**Exercise objective:**
Taking each line of the material below in turn, count those containing the string "appsettings". Provide the number alone.

**Given records:**
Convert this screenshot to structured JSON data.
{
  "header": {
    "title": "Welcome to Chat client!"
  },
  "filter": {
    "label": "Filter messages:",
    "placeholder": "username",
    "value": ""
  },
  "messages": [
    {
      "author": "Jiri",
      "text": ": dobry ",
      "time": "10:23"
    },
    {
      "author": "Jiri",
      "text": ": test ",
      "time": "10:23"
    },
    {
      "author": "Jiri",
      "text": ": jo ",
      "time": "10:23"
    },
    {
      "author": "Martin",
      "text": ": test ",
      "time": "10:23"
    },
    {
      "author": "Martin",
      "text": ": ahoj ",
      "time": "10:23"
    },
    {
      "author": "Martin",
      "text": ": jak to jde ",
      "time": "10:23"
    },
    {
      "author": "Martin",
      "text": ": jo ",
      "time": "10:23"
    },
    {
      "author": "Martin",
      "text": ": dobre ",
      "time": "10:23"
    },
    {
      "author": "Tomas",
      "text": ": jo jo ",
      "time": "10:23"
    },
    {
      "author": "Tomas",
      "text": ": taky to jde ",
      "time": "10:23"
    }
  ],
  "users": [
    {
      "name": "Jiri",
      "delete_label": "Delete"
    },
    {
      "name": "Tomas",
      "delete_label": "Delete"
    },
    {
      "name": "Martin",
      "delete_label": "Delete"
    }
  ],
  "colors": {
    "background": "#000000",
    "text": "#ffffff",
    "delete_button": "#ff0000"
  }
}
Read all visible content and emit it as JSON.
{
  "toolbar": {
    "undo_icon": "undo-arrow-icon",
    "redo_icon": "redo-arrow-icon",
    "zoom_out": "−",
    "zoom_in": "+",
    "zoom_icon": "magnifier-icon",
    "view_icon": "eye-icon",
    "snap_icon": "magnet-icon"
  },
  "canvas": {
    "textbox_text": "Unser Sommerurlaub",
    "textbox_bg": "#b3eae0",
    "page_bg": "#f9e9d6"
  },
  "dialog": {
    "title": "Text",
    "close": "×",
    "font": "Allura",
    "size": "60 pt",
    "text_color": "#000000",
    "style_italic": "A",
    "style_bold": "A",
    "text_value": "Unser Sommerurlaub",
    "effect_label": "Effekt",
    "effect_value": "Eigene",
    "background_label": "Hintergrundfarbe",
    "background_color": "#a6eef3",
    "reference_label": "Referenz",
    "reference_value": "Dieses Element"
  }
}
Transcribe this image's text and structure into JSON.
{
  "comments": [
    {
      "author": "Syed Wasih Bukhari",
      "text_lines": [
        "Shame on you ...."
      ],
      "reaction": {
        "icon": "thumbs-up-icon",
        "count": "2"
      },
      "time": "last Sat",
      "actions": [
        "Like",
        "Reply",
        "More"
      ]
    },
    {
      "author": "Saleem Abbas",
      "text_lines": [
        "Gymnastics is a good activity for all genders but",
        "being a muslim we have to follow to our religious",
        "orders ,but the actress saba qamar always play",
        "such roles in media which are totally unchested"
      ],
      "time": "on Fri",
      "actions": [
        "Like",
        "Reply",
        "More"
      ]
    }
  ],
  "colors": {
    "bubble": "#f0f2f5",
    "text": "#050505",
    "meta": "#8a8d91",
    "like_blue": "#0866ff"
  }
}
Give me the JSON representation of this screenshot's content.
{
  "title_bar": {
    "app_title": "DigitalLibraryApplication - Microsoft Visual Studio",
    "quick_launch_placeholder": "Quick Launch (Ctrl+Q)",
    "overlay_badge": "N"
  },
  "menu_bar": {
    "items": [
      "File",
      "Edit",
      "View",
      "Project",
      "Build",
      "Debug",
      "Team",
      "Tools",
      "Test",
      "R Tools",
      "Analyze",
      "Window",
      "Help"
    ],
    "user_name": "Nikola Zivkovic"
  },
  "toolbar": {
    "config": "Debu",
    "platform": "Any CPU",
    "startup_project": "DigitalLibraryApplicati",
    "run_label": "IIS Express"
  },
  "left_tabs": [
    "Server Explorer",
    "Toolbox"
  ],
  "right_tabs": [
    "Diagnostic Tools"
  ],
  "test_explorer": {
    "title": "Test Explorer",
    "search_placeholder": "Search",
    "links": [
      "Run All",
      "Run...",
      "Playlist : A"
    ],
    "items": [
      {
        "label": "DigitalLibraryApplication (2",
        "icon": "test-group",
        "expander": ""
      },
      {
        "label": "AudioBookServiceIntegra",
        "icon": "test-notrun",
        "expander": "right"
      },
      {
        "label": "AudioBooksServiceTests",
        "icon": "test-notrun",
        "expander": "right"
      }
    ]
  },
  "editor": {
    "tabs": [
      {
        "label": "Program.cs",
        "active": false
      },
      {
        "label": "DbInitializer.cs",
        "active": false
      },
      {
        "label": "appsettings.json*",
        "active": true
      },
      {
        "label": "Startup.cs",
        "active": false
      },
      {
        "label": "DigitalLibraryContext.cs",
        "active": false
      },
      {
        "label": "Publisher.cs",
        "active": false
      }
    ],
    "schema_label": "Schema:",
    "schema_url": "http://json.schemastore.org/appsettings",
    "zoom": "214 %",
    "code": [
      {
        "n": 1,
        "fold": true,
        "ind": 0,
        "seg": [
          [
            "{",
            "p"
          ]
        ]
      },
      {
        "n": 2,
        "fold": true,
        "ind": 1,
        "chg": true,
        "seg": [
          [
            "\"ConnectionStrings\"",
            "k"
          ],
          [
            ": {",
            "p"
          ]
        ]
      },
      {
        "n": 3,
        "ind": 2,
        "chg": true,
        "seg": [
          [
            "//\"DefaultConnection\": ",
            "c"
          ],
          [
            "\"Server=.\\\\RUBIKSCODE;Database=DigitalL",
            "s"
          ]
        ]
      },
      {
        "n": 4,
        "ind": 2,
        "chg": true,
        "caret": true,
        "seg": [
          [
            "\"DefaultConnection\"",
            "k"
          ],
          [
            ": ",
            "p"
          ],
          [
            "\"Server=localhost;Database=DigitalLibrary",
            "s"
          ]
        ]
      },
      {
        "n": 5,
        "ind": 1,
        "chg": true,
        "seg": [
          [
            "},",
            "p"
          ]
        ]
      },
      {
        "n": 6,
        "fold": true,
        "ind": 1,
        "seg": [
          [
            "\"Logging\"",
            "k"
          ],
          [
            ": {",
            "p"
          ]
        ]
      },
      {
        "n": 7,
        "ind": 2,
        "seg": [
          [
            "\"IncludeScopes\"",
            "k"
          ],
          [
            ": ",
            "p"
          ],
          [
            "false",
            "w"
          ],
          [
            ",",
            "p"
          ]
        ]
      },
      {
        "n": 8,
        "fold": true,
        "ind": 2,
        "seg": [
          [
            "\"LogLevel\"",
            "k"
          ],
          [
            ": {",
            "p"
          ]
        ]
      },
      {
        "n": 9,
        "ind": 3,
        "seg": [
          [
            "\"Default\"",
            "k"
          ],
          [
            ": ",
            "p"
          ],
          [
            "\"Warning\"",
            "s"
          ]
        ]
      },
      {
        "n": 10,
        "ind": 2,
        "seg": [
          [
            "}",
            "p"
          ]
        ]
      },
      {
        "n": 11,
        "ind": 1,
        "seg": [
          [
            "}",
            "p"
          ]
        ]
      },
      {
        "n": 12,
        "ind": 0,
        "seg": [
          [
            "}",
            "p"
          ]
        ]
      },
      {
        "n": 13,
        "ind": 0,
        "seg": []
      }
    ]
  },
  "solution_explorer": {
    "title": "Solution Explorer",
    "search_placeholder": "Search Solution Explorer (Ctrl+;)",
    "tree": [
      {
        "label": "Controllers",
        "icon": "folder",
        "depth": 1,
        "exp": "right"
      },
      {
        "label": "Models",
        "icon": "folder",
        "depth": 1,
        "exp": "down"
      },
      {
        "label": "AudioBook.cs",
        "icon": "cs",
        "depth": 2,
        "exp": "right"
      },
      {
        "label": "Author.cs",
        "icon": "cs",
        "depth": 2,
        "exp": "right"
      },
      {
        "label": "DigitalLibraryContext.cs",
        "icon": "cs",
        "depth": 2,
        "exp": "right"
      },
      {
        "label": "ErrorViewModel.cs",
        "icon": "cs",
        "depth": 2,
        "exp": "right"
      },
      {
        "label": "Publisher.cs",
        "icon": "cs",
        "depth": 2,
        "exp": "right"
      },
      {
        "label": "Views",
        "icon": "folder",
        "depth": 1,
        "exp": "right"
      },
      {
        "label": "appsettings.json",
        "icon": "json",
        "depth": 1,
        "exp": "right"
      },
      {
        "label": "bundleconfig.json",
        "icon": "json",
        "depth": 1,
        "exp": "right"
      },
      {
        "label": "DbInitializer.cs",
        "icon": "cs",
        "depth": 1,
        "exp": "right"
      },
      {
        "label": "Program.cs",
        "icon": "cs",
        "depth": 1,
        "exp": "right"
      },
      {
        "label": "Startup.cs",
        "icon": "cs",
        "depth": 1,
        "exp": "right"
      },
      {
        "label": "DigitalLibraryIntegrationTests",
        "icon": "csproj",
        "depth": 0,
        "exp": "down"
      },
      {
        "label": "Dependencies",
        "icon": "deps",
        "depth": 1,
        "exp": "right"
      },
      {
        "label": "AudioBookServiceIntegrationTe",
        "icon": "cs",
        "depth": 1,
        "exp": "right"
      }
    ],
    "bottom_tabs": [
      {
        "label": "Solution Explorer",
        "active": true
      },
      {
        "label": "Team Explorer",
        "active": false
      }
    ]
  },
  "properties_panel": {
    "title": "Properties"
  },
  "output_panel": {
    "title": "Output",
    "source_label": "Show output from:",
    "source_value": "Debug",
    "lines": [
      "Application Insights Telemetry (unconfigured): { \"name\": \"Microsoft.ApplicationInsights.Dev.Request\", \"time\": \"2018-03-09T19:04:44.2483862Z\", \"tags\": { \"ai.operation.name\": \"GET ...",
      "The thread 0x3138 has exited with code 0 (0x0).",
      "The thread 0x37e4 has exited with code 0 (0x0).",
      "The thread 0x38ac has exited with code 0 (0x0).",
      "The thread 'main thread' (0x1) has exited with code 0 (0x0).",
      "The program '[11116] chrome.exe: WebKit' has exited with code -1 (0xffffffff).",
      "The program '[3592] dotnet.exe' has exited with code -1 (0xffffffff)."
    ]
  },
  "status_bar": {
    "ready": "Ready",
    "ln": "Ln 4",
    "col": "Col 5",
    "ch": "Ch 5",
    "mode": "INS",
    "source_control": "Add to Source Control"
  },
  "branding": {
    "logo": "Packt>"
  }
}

**Output for this task:**
3